| AIM OF THE TASK |
Scan the entries below for lines holding "Фигура". Give the number of such lines alone.

App and web page records:
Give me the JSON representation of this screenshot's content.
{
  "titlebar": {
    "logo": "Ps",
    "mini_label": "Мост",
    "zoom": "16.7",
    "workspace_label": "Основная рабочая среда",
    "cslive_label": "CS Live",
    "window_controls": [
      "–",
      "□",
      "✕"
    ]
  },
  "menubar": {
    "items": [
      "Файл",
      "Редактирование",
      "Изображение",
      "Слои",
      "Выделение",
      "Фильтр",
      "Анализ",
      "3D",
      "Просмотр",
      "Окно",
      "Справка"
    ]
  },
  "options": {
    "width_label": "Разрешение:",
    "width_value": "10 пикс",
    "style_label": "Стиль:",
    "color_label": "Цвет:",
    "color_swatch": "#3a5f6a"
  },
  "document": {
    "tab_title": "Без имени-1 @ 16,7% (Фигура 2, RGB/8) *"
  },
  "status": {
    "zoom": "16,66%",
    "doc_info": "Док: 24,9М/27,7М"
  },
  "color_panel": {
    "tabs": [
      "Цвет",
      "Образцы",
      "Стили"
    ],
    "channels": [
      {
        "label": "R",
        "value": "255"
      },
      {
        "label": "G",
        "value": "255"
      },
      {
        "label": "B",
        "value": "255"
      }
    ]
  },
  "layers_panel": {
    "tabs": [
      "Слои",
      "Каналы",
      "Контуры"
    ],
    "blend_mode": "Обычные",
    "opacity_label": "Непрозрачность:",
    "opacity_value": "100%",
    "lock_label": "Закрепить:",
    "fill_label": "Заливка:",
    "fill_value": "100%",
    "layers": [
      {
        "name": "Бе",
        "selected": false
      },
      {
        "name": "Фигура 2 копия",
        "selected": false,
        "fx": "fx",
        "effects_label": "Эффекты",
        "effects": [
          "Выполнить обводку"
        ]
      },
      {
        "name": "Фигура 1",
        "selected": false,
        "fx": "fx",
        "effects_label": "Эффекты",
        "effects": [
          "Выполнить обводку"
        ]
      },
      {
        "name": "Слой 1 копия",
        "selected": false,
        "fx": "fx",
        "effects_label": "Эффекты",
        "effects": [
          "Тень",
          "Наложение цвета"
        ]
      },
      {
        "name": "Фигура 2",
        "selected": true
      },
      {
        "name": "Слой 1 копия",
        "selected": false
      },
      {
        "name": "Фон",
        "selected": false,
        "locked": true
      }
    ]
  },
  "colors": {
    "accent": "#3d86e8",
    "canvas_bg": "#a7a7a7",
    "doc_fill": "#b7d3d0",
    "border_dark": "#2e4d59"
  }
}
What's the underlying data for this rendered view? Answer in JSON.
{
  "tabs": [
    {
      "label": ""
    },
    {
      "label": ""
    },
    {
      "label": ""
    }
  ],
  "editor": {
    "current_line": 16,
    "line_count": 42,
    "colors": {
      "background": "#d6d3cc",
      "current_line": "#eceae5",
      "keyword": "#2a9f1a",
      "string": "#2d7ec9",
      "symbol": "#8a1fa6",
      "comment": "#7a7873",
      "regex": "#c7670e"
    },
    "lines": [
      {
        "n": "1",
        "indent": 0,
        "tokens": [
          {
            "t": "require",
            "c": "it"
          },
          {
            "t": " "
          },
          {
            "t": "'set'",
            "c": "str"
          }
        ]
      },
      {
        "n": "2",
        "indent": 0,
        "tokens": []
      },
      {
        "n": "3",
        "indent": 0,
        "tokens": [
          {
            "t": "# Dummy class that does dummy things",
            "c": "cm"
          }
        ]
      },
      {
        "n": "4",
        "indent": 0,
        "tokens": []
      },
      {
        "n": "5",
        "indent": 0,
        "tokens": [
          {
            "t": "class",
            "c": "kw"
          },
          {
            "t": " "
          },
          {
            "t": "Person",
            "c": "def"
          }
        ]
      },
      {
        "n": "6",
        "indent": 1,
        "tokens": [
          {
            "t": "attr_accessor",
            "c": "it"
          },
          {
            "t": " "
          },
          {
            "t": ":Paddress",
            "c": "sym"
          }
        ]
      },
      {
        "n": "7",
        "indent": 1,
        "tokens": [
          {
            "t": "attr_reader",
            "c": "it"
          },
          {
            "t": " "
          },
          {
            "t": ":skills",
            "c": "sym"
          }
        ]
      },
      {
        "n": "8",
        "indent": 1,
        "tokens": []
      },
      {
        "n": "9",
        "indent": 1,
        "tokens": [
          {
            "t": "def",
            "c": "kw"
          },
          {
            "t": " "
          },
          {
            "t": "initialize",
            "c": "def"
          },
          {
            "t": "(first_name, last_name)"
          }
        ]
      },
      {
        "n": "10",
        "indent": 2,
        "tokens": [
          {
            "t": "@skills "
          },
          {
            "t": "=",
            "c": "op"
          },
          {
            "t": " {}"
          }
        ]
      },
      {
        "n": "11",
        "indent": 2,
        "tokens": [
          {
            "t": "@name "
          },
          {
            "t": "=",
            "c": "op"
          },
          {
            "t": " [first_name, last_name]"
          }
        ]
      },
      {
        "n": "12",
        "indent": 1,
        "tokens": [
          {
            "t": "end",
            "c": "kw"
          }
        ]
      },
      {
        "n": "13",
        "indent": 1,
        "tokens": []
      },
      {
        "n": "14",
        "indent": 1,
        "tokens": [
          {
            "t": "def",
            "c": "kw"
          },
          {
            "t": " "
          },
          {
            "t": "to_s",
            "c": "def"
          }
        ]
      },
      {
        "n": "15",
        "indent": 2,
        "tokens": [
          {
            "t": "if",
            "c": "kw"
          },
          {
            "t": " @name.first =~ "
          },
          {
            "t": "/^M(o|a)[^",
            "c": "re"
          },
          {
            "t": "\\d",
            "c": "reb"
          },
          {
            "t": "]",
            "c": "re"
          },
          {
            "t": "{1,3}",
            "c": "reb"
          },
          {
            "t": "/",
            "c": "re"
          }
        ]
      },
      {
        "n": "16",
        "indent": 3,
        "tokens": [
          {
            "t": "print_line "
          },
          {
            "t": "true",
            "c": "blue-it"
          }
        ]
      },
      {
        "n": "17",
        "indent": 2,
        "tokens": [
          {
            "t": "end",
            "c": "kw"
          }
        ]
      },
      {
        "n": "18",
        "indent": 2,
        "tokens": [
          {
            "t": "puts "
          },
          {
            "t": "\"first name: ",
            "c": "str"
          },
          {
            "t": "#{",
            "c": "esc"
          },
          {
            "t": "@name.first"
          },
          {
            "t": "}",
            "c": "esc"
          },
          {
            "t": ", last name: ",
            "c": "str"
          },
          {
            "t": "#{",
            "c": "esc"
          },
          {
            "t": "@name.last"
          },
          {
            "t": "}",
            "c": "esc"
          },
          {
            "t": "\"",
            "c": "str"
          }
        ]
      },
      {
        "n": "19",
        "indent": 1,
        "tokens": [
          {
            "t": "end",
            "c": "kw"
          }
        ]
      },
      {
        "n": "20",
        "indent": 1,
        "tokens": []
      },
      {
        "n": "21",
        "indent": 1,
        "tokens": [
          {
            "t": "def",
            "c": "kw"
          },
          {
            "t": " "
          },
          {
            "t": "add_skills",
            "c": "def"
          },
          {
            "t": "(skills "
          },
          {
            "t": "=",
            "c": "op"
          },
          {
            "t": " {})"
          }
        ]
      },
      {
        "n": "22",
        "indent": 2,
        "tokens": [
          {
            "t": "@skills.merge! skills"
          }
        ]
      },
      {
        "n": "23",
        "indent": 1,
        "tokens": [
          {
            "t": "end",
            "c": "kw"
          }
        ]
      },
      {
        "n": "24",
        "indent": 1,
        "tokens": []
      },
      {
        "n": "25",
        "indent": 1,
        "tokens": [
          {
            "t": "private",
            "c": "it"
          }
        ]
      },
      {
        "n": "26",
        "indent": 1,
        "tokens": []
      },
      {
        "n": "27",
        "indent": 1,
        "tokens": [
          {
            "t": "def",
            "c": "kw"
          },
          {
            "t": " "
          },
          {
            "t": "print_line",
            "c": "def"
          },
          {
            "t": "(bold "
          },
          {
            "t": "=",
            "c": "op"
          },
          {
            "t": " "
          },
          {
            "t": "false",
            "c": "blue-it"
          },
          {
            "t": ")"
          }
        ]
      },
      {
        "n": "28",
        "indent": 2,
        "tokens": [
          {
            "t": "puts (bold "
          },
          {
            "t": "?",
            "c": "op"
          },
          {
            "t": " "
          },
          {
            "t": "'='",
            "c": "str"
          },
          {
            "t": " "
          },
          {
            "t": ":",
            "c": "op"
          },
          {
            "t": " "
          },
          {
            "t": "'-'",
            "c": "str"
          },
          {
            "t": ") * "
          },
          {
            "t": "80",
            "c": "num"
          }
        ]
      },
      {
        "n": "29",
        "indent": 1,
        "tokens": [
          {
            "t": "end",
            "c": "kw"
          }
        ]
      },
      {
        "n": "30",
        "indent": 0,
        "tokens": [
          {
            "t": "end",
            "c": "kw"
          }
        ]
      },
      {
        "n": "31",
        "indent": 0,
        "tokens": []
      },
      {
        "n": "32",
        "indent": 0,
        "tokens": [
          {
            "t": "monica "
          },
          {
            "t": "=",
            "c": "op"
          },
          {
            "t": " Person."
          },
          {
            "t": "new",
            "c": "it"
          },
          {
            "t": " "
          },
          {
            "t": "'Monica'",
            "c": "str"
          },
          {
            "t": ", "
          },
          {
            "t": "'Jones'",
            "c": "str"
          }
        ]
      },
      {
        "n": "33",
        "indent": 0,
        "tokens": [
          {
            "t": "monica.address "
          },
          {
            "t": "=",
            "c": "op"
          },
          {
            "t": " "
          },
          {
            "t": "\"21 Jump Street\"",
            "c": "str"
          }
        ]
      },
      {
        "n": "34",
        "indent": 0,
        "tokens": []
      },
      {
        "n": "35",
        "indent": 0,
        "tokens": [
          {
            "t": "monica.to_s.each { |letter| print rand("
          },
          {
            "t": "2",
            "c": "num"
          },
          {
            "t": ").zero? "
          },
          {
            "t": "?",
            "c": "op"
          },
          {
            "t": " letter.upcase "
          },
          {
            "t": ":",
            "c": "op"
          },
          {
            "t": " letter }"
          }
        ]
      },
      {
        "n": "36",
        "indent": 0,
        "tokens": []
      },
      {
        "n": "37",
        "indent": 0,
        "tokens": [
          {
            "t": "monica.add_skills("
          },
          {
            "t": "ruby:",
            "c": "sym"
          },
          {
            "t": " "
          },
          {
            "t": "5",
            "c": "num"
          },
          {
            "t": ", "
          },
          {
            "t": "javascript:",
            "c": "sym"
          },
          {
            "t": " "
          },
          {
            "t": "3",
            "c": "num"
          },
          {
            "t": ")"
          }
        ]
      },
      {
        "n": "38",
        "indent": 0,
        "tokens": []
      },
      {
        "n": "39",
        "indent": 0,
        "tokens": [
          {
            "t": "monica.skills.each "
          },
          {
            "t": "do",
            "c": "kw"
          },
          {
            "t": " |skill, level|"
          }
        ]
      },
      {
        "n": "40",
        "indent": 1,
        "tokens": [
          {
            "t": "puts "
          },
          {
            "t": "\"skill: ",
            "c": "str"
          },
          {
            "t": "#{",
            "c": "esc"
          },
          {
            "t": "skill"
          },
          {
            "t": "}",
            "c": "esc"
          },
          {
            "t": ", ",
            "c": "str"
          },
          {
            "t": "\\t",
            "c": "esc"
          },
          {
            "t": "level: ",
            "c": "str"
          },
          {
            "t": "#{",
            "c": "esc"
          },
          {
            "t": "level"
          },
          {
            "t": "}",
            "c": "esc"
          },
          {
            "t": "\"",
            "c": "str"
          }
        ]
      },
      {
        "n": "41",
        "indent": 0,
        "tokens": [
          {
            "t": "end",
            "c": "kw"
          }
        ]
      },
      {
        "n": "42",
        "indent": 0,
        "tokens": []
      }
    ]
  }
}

| SOLUTION BELOW |
4